* **What is being asked**:
Give the whole listing again, exactly as written.

* **Material supplied**:
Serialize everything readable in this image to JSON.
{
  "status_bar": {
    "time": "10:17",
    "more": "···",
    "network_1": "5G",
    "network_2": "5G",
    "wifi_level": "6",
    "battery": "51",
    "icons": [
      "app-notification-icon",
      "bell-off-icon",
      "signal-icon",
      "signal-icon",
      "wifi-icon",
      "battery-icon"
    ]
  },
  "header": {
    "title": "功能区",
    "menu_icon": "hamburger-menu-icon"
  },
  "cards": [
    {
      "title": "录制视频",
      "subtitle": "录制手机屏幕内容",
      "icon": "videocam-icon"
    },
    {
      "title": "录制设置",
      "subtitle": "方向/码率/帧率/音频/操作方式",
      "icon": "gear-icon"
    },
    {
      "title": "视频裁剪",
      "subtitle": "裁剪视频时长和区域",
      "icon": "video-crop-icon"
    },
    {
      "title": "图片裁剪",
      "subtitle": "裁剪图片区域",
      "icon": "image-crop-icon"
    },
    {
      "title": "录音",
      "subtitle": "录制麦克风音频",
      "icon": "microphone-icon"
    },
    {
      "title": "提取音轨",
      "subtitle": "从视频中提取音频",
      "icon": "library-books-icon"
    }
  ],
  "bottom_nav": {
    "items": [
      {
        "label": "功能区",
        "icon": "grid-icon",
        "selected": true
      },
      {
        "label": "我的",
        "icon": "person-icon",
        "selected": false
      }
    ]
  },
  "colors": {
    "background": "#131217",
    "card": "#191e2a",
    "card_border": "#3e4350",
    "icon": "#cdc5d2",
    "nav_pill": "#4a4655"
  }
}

* **Your response**:
Serialize everything readable in this image to JSON.
{
  "status_bar": {
    "time": "10:17",
    "more": "···",
    "network_1": "5G",
    "network_2": "5G",
    "wifi_level": "6",
    "battery": "51",
    "icons": [
      "app-notification-icon",
      "bell-off-icon",
      "signal-icon",
      "signal-icon",
      "wifi-icon",
      "battery-icon"
    ]
  },
  "header": {
    "title": "功能区",
    "menu_icon": "hamburger-menu-icon"
  },
  "cards": [
    {
      "title": "录制视频",
      "subtitle": "录制手机屏幕内容",
      "icon": "videocam-icon"
    },
    {
      "title": "录制设置",
      "subtitle": "方向/码率/帧率/音频/操作方式",
      "icon": "gear-icon"
    },
    {
      "title": "视频裁剪",
      "subtitle": "裁剪视频时长和区域",
      "icon": "video-crop-icon"
    },
    {
      "title": "图片裁剪",
      "subtitle": "裁剪图片区域",
      "icon": "image-crop-icon"
    },
    {
      "title": "录音",
      "subtitle": "录制麦克风音频",
      "icon": "microphone-icon"
    },
    {
      "title": "提取音轨",
      "subtitle": "从视频中提取音频",
      "icon": "library-books-icon"
    }
  ],
  "bottom_nav": {
    "items": [
      {
        "label": "功能区",
        "icon": "grid-icon",
        "selected": true
      },
      {
        "label": "我的",
        "icon": "person-icon",
        "selected": false
      }
    ]
  },
  "colors": {
    "background": "#131217",
    "card": "#191e2a",
    "card_border": "#3e4350",
    "icon": "#cdc5d2",
    "nav_pill": "#4a4655"
  }
}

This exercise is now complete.